# [Study material]
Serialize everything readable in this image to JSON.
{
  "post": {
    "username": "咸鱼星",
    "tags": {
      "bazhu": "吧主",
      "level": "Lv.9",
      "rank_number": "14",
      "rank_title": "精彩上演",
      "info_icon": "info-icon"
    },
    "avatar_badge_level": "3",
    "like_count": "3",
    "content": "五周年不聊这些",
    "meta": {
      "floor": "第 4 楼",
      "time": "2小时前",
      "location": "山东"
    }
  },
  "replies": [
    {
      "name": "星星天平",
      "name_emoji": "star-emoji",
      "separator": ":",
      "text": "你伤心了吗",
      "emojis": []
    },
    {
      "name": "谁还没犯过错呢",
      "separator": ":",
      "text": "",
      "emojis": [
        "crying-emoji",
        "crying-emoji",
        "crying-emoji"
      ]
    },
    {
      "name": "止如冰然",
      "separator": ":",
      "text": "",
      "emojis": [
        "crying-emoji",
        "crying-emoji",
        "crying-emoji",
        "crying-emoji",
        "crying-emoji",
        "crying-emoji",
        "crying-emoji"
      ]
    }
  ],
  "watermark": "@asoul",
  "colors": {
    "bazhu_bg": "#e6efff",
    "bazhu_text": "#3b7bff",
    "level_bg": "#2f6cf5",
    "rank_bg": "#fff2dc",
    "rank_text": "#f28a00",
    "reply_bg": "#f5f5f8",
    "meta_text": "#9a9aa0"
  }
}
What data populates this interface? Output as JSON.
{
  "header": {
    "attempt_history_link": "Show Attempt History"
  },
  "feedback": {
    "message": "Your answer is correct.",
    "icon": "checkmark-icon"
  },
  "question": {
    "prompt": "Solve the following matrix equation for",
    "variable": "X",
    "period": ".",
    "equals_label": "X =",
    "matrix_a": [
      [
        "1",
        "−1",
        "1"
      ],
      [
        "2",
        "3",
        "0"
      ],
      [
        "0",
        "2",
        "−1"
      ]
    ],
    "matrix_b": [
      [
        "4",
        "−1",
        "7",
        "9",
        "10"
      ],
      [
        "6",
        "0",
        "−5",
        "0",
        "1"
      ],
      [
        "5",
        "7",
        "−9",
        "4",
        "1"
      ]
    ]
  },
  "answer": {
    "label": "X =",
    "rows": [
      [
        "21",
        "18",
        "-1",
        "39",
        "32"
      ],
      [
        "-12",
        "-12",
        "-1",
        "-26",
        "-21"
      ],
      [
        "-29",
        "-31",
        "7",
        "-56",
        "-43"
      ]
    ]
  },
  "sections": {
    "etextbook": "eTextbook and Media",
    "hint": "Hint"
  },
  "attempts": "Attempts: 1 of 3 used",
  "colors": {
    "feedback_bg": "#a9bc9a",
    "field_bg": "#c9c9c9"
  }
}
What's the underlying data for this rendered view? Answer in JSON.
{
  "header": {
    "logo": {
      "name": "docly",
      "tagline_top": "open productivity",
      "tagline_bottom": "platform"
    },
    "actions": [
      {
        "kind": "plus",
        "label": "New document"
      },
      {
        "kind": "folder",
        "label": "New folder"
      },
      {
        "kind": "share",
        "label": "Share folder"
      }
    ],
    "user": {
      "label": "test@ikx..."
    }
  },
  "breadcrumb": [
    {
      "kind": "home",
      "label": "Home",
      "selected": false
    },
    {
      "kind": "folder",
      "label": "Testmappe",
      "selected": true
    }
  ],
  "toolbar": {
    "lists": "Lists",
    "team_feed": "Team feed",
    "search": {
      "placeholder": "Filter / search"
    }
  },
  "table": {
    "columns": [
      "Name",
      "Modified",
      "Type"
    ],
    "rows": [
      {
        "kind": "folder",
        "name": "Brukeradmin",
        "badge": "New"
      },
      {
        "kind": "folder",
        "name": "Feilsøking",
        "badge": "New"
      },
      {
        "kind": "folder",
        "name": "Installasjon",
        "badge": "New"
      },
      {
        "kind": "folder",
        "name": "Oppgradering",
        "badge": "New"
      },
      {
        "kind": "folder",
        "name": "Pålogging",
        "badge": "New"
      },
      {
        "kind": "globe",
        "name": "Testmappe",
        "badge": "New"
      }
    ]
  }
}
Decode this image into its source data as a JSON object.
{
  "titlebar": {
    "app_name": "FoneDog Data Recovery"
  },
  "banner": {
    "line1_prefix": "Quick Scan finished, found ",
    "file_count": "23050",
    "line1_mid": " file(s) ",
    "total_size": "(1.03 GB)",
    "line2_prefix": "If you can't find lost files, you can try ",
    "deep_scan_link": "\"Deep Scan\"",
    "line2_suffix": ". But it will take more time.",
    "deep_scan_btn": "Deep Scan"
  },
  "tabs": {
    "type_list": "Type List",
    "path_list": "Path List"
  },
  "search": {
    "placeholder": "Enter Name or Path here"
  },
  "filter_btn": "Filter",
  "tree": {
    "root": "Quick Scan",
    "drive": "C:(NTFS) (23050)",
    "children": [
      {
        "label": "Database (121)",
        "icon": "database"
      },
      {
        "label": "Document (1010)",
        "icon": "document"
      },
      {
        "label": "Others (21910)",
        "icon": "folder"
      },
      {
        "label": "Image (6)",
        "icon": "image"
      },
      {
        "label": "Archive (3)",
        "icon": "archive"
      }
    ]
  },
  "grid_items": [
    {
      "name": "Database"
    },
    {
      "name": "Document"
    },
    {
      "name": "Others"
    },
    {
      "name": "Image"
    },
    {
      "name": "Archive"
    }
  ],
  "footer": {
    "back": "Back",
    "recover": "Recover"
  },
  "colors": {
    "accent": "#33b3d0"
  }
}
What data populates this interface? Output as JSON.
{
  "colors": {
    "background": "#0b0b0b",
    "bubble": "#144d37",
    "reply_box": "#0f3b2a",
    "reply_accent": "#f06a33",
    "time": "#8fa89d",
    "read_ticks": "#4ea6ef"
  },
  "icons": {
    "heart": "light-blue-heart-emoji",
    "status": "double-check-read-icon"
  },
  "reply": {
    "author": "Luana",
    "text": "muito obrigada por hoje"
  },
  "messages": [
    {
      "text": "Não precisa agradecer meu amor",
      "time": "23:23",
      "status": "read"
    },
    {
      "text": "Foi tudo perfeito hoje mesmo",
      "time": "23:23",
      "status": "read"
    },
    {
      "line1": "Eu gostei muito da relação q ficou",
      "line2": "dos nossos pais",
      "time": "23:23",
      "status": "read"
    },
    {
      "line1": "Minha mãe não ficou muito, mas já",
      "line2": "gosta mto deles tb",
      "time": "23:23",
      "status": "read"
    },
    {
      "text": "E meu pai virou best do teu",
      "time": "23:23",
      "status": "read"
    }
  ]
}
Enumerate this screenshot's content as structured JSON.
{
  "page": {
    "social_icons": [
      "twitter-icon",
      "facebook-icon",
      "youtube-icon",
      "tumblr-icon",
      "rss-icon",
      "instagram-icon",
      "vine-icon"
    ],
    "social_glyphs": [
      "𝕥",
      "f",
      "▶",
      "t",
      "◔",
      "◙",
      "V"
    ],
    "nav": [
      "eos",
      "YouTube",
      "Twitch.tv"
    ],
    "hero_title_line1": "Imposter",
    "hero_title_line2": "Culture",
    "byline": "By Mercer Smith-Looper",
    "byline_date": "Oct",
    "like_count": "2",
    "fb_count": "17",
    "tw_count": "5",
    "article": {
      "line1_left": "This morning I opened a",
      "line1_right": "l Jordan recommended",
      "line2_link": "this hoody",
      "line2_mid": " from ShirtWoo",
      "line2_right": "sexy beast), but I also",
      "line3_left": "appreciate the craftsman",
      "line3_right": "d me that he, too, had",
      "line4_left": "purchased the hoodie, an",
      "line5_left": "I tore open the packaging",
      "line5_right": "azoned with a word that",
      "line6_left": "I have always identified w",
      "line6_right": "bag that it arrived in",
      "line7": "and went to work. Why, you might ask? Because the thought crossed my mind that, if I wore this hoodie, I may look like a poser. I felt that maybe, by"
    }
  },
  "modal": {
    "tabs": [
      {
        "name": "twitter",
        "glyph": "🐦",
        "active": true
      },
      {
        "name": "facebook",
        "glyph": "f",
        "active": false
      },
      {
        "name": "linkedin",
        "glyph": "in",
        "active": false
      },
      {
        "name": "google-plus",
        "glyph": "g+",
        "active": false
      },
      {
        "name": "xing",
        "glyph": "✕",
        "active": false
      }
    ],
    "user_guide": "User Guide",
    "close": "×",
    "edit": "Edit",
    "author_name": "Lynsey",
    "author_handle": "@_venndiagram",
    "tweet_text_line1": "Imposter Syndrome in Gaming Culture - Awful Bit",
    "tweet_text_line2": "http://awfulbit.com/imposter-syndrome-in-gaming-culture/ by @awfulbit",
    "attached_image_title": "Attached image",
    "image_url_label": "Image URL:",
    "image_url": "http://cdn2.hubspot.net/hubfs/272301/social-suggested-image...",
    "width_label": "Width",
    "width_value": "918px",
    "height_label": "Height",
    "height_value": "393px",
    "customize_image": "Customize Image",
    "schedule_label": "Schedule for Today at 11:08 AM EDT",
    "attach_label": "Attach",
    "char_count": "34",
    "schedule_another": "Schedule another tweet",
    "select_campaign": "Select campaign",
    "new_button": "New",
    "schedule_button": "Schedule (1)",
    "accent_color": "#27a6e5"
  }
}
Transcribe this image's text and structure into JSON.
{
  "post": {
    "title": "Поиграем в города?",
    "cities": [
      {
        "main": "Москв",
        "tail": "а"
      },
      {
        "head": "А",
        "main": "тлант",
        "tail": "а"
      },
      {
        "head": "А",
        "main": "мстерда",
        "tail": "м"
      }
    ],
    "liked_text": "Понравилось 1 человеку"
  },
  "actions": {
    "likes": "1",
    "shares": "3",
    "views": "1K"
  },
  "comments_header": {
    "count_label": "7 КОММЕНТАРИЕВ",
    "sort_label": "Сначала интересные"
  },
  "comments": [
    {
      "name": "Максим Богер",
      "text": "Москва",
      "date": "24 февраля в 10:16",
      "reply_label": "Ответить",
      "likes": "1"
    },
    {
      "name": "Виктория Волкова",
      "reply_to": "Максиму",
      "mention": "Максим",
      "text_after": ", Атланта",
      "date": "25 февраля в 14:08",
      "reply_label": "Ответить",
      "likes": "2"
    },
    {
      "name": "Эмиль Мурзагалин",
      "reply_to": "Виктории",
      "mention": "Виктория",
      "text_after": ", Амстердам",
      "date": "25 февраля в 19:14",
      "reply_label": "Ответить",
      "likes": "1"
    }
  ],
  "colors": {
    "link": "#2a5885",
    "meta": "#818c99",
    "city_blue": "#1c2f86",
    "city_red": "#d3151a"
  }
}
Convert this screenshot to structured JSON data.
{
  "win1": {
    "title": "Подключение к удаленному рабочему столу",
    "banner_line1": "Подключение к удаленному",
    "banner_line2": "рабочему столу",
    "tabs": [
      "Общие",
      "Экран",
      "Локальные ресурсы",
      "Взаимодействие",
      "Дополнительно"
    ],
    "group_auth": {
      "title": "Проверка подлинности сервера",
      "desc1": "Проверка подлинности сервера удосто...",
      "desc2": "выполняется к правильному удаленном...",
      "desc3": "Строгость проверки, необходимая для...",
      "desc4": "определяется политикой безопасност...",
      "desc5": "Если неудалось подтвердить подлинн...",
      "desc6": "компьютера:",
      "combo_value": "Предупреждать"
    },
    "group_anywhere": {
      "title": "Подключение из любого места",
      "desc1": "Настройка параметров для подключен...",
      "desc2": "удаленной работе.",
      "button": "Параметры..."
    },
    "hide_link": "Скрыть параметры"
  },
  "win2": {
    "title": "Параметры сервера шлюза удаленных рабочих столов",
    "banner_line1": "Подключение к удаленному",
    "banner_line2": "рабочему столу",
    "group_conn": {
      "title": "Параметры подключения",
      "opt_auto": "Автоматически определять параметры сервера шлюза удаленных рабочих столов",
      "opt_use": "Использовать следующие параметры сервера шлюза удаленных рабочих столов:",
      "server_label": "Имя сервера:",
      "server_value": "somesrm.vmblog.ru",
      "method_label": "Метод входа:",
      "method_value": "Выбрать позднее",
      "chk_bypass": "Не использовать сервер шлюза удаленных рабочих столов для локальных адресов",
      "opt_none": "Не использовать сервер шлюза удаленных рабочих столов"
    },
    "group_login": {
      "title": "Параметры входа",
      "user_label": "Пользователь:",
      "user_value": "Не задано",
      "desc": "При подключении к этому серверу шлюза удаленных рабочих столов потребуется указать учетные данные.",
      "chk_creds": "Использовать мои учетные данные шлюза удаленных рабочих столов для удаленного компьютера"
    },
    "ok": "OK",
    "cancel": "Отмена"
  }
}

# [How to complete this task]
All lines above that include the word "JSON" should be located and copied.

# [Exercise response]
Serialize everything readable in this image to JSON.
What data populates this interface? Output as JSON.
What's the underlying data for this rendered view? Answer in JSON.
Decode this image into its source data as a JSON object.
What data populates this interface? Output as JSON.
Enumerate this screenshot's content as structured JSON.
Transcribe this image's text and structure into JSON.
Convert this screenshot to structured JSON data.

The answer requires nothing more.